The Federal Communications Commission says that – despite immense pressure from all sides – all options are still on the table for implementing its grand Open Internet scheme.
That's the scheme that may or may not end up enforcing so-called net neutrality rules on the internet, and has had millions of comments from the public and pleas from telcos piled into it.
Julie Veach, chief of the commission's wireline competition bureau, said on Monday that the watchdog is still considering, among various things, invoking Section 706 of the Telecommunications Act of 1996, which grants the FCC powers to directly oversee (cough, regulate) the deployment of broadband in America.
If that happened, the FCC could dictate how ISPs improve their internet services, and therefore perhaps accelerate the roll out of faster broadband, if necessary. A lack of healthy competition in the broadband market lies at the heart of the net neutrality debate in the US: if one or two telcos decide to start charging extra for, say, streaming video, subscribers could pick a rival that doesn't differentiate on network packet types. In theory.
And Veach said reclassifying ISPs under Title II of Telecommunications Act of 1934 was also still being considered by the commission: such a move would treat broadband as a tightly regulated "common carrier service" like phone lines, effectively forcing telcos to treat all packets the same.
Veach said companies, pressure groups and citizens have suggested ways the commission could enforce net neutrality provisions without regulating internet service providers.
And she said the FCC's dealings with Congress, and numerous roundtable discussions, have also brought ideas on how net neutrality could be enforced. In some of the proposals, it is suggested that the FCC develop a "hybrid" approach that uses portions of both Section 706 and Title II provisions.
"Commenters have suggested how Section 706 could be used. For example, AOL supports reclassification under Title II with substantive rules promulgated under Section 706," Veach wrote.
"And AT&T has suggested paid prioritization could be banned under Section 706."

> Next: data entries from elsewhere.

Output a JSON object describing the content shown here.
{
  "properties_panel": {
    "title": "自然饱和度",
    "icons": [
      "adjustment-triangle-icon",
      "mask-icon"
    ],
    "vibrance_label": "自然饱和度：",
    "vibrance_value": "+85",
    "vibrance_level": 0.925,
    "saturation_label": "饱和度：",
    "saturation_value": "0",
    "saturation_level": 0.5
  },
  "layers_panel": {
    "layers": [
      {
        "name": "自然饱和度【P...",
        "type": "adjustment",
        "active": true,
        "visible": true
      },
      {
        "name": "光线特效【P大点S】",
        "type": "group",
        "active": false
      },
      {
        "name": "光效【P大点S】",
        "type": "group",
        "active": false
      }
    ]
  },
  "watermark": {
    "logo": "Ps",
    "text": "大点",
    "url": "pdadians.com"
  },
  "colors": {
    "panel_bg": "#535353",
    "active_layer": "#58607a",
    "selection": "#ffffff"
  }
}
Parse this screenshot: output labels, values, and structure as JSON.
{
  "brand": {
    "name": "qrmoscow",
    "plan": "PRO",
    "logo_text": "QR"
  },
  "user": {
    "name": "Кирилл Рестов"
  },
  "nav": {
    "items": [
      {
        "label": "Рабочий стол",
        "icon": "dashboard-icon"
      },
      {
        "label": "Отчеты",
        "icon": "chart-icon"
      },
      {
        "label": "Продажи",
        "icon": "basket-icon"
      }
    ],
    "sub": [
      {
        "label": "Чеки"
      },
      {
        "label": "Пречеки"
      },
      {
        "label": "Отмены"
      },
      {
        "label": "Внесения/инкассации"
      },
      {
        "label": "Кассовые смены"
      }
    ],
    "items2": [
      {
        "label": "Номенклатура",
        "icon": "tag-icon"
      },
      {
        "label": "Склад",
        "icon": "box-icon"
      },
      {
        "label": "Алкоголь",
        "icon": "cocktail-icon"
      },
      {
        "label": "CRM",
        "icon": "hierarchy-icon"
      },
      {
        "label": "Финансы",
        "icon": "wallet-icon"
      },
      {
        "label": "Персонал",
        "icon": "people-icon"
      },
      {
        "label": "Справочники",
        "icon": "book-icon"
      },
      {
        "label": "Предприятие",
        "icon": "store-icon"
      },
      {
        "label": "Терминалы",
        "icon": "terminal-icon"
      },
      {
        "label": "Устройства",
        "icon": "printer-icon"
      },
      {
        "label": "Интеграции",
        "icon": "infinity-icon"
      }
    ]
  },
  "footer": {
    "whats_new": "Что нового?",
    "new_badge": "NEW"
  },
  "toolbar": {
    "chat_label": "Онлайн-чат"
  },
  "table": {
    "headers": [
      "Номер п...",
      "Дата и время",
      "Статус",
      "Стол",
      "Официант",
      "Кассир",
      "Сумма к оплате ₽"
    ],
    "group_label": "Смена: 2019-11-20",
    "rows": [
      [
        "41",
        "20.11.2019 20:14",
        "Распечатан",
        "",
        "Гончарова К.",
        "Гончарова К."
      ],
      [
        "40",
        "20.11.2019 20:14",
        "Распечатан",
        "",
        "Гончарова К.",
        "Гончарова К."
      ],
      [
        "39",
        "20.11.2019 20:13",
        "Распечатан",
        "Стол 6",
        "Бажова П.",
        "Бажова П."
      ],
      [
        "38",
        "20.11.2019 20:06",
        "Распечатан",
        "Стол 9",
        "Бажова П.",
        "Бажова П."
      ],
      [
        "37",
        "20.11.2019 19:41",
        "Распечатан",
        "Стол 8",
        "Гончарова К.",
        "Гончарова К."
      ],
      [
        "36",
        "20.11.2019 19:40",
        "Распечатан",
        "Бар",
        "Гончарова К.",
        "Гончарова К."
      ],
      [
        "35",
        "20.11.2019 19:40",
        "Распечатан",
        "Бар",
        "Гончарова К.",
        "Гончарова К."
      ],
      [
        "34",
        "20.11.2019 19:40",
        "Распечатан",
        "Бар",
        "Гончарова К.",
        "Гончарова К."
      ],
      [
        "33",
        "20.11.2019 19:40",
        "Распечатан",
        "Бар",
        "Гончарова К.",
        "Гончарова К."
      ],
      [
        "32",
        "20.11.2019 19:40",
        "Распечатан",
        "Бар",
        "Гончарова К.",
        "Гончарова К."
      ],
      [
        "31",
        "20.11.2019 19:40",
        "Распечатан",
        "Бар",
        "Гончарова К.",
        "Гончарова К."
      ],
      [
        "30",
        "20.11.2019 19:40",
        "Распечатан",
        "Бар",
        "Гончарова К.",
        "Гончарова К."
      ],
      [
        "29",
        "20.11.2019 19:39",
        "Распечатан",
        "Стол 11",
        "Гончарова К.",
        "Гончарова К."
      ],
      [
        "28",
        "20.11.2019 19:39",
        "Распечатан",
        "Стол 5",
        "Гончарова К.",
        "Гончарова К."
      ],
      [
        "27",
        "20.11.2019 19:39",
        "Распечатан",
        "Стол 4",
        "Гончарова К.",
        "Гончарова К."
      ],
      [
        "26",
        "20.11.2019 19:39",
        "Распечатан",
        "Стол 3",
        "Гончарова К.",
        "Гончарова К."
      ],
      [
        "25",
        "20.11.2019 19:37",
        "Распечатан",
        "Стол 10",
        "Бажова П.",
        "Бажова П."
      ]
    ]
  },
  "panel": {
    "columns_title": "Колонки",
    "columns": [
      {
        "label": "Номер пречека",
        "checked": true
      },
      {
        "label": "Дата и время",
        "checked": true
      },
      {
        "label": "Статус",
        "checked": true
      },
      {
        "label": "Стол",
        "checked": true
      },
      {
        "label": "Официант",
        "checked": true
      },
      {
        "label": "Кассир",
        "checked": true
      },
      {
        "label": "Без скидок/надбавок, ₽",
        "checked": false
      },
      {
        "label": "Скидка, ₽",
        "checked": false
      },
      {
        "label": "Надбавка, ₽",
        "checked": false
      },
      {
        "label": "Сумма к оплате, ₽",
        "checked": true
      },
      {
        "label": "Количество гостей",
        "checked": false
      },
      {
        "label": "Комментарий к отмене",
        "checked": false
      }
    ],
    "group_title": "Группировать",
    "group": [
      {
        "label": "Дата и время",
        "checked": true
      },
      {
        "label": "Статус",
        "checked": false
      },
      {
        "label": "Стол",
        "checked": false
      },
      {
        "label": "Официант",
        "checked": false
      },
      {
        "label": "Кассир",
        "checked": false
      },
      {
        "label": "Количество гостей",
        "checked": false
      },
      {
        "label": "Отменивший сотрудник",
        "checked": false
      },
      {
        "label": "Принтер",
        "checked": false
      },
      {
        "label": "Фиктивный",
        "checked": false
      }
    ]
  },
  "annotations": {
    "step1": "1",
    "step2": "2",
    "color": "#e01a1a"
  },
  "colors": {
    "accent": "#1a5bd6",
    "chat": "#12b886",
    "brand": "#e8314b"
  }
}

The comments come as the FCC continues to gather public input ahead of the rollout of new Open Internet policies. The process has drawn record-setting levels of public comment and, with the comment system closed, the commission is undertaking a series of round table discussions, the last of which is scheduled for October 7. ®